[ACTION ITEM]
Please read the records below and return each line holding the string "time".

[INFORMATION PROVIDED]
= = = = = = =

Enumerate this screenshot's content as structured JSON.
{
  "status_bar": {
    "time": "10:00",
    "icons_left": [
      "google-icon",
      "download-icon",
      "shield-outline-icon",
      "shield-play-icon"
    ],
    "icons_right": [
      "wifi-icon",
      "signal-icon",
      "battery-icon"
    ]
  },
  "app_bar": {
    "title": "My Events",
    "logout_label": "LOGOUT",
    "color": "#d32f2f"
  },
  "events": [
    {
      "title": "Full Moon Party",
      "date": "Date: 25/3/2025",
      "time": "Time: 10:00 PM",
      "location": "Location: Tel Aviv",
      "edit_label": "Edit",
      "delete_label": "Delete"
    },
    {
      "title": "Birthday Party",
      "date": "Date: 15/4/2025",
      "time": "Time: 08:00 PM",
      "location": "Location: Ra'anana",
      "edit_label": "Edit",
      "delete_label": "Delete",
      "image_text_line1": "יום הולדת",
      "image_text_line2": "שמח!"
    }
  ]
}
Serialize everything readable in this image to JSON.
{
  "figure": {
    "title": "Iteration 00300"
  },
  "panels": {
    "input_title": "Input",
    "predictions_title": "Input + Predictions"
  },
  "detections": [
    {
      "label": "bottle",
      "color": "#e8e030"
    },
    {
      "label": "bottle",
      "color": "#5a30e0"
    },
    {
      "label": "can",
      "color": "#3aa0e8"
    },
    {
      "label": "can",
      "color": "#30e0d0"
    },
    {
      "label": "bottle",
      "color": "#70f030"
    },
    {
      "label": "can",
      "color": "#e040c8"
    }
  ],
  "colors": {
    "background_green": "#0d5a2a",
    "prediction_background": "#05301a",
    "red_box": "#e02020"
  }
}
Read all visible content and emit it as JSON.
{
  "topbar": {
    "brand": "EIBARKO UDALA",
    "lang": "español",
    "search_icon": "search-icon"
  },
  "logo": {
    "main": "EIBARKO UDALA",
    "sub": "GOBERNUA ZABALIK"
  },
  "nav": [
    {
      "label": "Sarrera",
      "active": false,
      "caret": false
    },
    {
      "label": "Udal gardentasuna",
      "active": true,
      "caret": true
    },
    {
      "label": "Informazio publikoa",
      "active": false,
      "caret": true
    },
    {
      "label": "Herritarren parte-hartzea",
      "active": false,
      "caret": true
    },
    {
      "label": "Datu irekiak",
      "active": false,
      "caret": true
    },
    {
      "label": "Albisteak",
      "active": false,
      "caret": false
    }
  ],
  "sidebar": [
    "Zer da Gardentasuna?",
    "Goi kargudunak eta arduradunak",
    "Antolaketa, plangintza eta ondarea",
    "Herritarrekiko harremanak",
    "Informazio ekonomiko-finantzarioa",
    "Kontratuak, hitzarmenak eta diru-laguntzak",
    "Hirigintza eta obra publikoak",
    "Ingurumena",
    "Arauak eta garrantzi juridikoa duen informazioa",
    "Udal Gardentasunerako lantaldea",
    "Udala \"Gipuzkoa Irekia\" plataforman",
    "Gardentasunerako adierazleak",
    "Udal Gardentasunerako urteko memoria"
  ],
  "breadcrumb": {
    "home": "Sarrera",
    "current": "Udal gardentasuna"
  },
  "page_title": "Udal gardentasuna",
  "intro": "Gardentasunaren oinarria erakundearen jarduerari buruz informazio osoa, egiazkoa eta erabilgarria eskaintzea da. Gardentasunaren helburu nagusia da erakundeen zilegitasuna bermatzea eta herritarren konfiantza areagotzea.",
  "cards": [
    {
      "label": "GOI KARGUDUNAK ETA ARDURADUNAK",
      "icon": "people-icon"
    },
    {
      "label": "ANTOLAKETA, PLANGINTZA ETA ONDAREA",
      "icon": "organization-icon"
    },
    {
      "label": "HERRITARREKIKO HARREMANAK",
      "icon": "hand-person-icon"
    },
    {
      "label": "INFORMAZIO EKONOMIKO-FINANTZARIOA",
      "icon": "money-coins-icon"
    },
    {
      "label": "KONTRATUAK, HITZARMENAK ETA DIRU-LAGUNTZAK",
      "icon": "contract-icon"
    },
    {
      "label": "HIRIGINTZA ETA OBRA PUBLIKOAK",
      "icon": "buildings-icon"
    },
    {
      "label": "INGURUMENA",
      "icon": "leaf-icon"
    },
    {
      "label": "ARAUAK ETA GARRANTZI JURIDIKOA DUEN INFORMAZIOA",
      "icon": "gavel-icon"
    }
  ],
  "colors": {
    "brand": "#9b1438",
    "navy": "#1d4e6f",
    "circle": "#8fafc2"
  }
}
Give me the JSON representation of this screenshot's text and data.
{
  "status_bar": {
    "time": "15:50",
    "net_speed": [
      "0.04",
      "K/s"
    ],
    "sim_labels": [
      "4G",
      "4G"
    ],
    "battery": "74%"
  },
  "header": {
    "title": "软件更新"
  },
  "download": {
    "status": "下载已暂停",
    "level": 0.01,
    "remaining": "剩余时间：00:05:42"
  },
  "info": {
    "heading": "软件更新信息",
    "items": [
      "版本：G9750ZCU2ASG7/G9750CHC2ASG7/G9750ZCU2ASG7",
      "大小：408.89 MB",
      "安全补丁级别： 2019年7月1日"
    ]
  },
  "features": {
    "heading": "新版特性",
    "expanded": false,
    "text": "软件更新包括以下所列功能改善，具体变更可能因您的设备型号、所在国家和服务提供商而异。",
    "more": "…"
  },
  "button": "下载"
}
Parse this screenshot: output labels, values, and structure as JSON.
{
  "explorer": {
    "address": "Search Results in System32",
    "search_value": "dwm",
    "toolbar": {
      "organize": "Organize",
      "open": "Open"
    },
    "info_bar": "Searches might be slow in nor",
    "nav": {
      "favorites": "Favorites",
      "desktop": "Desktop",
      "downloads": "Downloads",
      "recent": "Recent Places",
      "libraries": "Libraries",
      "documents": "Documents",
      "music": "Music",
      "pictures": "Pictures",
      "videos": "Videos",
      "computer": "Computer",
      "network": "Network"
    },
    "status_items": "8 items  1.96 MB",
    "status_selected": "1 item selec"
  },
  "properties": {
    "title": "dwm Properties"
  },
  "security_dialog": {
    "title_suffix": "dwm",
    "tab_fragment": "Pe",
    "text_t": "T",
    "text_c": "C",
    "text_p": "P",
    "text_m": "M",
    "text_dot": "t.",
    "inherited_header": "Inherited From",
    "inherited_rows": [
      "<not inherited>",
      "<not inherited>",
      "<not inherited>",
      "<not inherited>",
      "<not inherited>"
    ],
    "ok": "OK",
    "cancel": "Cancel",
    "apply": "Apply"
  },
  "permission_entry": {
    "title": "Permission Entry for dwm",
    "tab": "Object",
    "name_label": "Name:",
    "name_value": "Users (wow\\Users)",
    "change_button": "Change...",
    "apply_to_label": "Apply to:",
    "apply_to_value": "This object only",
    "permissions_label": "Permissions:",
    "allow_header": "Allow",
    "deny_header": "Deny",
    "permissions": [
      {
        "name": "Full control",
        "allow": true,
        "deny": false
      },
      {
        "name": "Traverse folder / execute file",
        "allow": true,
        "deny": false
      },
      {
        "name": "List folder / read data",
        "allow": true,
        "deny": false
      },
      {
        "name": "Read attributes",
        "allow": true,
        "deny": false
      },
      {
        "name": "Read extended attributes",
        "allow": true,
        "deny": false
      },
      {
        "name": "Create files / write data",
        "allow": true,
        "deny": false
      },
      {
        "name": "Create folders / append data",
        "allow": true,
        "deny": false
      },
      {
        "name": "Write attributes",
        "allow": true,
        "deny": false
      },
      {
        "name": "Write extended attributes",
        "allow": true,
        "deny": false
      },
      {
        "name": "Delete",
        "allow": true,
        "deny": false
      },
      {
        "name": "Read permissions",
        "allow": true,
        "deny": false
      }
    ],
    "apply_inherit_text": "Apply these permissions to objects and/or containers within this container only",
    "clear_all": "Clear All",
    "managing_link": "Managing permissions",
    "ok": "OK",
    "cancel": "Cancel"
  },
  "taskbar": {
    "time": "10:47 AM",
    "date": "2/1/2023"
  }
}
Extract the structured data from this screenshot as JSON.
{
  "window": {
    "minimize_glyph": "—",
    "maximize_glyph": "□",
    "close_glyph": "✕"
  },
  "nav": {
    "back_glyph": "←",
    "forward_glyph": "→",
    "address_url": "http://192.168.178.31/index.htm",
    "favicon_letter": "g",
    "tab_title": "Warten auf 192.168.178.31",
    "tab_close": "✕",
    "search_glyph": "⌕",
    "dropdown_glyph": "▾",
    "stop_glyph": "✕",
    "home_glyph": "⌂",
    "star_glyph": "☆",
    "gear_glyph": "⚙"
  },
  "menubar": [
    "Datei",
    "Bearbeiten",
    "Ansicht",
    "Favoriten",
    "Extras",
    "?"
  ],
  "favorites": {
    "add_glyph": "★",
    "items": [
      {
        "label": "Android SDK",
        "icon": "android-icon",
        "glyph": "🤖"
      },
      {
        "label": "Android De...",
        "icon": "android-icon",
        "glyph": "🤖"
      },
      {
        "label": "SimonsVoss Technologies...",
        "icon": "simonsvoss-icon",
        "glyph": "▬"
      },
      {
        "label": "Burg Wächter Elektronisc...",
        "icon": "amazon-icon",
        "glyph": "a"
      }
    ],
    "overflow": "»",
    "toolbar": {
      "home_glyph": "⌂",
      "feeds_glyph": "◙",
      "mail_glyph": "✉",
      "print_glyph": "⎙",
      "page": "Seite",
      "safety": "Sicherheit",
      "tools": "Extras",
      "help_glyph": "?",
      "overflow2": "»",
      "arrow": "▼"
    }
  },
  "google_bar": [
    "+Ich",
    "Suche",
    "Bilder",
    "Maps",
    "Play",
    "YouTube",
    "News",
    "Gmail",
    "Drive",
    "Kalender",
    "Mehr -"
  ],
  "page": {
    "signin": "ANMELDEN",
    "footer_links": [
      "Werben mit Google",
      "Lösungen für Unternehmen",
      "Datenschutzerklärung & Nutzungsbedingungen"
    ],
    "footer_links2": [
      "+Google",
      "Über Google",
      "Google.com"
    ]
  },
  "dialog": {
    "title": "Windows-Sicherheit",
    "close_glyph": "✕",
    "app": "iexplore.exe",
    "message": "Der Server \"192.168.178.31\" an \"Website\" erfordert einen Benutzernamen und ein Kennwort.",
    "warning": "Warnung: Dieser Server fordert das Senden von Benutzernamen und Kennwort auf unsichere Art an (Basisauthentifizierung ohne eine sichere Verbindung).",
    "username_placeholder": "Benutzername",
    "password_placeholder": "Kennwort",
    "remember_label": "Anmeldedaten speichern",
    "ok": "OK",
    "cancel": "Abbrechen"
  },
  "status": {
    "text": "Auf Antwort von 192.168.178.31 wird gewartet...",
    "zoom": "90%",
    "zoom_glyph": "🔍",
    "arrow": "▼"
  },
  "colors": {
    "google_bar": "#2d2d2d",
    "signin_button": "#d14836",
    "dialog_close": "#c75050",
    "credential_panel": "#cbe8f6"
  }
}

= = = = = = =

[EXERCISE ANSWER]
    "time": "10:00",
      "time": "Time: 10:00 PM",
      "time": "Time: 08:00 PM",
    "time": "15:50",
    "time": "10:47 AM",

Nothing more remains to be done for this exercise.